Lake Forest Superintendent Steven V. Lucas congratulated Mr. Thomas on his honor: “We are so proud that Mr. Thomas has been named the Delaware Education Support Professional of the Year. Mr. Thomas brings to Lake Forest East Elementary School a blend of knowledge and enthusiasm for learning which is unmatched. He is a tireless worker, a selfless leader, and a superlative representative for Lake Forest and our great state."
Mr. Thomas is one of 19 educational support professionals honored this year. Each was chosen to represent their districts or the Delaware Charter School Network in the state’s Delaware Educational Support Professional of the Year Program.
The Delaware State Educational Support Professional of the Year (ESPY) program recognizes outstanding service by school employees who provide direct or indirect services to students and their families. The Delaware Charter School Network also is invited to participate. Employees considered for the award include:

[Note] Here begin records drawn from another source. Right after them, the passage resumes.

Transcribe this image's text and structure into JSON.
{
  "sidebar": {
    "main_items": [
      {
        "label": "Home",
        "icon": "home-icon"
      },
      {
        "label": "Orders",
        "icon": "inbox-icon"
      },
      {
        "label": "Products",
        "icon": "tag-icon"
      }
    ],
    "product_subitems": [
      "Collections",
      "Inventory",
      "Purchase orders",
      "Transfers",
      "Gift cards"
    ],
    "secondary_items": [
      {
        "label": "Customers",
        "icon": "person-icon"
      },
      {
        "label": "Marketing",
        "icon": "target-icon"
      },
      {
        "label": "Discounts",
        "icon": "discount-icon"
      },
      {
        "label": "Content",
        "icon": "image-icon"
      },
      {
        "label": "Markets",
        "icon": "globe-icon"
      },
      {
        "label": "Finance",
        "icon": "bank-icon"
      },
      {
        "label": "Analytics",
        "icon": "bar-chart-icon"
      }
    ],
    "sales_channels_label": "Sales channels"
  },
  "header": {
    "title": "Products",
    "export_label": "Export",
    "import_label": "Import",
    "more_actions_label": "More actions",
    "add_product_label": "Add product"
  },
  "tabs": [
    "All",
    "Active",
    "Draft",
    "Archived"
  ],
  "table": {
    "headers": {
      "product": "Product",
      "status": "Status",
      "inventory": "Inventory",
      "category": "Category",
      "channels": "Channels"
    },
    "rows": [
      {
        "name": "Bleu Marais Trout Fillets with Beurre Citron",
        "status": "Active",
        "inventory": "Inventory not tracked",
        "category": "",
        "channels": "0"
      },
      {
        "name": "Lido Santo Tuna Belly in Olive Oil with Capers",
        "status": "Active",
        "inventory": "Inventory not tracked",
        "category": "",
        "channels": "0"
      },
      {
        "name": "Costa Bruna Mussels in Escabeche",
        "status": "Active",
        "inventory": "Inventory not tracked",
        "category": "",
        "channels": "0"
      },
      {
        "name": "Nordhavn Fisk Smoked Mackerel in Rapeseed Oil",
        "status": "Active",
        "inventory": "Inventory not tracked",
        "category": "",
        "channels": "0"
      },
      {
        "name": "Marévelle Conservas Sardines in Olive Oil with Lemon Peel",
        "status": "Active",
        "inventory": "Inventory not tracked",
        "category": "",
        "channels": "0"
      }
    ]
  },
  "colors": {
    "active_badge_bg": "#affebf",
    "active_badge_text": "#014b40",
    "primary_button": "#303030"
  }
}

From those nominated at a building level, one educational support professional of the year moves forward to represent each district or the charter school community in the state program. Each district/charter network winner receives a $1,000 personal award from the winner’s district or charter school.
The state program then chooses one person annually to serve as Delaware’s Educational Support Professional of the Year. State winners receive an additional $1,500 personal award from DDOE as well as $2,500 to be used for the educational benefit of his or her students.
A selection committee reviewed the local winners’ state applications to select the 2022 Delaware Educational Support Professional of the Year. This year’s selection committee members were: Chaneya Edwards (Delaware Department of Education), Stephanie Ingram (Delaware State Education Association), John Marinucci (Delaware School Boards Association), Wendy Turner (State Board of Education), and Alice Williams (2021 Delaware Educational Support Professional of the Year).
DDOE is excited to recognize Mr. Thomas and all of these outstanding professionals whose work is vital to students’ success.
The 19 nominees are: